INSTRUCTIONS FOR THE TASK: Keeping every word in place, write out the entries that come next.

DATA FOR THIS EXERCISE:
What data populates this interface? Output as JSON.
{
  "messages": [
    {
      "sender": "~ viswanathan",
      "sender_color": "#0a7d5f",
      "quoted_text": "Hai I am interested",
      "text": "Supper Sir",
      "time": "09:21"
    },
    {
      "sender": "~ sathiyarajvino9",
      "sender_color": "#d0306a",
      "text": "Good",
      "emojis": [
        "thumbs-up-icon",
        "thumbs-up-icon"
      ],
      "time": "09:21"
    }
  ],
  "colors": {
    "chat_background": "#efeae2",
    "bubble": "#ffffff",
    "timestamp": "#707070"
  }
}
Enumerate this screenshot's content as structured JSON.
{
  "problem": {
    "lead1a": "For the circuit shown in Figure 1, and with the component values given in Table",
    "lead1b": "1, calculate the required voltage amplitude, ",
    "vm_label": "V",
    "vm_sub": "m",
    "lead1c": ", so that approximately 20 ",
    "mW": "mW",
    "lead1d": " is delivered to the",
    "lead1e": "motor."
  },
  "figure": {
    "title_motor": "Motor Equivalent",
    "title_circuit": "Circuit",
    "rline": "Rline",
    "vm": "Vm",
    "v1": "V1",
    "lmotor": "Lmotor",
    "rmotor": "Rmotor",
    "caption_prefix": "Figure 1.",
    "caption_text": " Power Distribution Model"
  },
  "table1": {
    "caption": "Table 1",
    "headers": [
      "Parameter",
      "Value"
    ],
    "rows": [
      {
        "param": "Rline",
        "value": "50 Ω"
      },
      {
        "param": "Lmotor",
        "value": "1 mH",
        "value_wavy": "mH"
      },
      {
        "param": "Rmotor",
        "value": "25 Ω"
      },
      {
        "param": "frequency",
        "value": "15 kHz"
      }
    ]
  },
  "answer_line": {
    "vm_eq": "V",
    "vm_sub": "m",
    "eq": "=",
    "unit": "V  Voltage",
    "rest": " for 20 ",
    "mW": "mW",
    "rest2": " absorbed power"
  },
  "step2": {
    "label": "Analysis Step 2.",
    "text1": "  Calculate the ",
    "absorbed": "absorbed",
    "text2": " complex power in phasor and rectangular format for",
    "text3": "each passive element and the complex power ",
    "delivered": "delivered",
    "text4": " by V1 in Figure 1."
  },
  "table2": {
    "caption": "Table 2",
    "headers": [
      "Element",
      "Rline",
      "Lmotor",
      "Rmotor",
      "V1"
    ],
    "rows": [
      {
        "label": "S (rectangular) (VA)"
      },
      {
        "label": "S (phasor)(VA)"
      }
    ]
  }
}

OUTPUT BELOW:
What data populates this interface? Output as JSON.
{
  "messages": [
    {
      "sender": "~ viswanathan",
      "sender_color": "#0a7d5f",
      "quoted_text": "Hai I am interested",
      "text": "Supper Sir",
      "time": "09:21"
    },
    {
      "sender": "~ sathiyarajvino9",
      "sender_color": "#d0306a",
      "text": "Good",
      "emojis": [
        "thumbs-up-icon",
        "thumbs-up-icon"
      ],
      "time": "09:21"
    }
  ],
  "colors": {
    "chat_background": "#efeae2",
    "bubble": "#ffffff",
    "timestamp": "#707070"
  }
}
Enumerate this screenshot's content as structured JSON.
{
  "problem": {
    "lead1a": "For the circuit shown in Figure 1, and with the component values given in Table",
    "lead1b": "1, calculate the required voltage amplitude, ",
    "vm_label": "V",
    "vm_sub": "m",
    "lead1c": ", so that approximately 20 ",
    "mW": "mW",
    "lead1d": " is delivered to the",
    "lead1e": "motor."
  },
  "figure": {
    "title_motor": "Motor Equivalent",
    "title_circuit": "Circuit",
    "rline": "Rline",
    "vm": "Vm",
    "v1": "V1",
    "lmotor": "Lmotor",
    "rmotor": "Rmotor",
    "caption_prefix": "Figure 1.",
    "caption_text": " Power Distribution Model"
  },
  "table1": {
    "caption": "Table 1",
    "headers": [
      "Parameter",
      "Value"
    ],
    "rows": [
      {
        "param": "Rline",
        "value": "50 Ω"
      },
      {
        "param": "Lmotor",
        "value": "1 mH",
        "value_wavy": "mH"
      },
      {
        "param": "Rmotor",
        "value": "25 Ω"
      },
      {
        "param": "frequency",
        "value": "15 kHz"
      }
    ]
  },
  "answer_line": {
    "vm_eq": "V",
    "vm_sub": "m",
    "eq": "=",
    "unit": "V  Voltage",
    "rest": " for 20 ",
    "mW": "mW",
    "rest2": " absorbed power"
  },
  "step2": {
    "label": "Analysis Step 2.",
    "text1": "  Calculate the ",
    "absorbed": "absorbed",
    "text2": " complex power in phasor and rectangular format for",
    "text3": "each passive element and the complex power ",
    "delivered": "delivered",
    "text4": " by V1 in Figure 1."
  },
  "table2": {
    "caption": "Table 2",
    "headers": [
      "Element",
      "Rline",
      "Lmotor",
      "Rmotor",
      "V1"
    ],
    "rows": [
      {
        "label": "S (rectangular) (VA)"
      },
      {
        "label": "S (phasor)(VA)"
      }
    ]
  }
}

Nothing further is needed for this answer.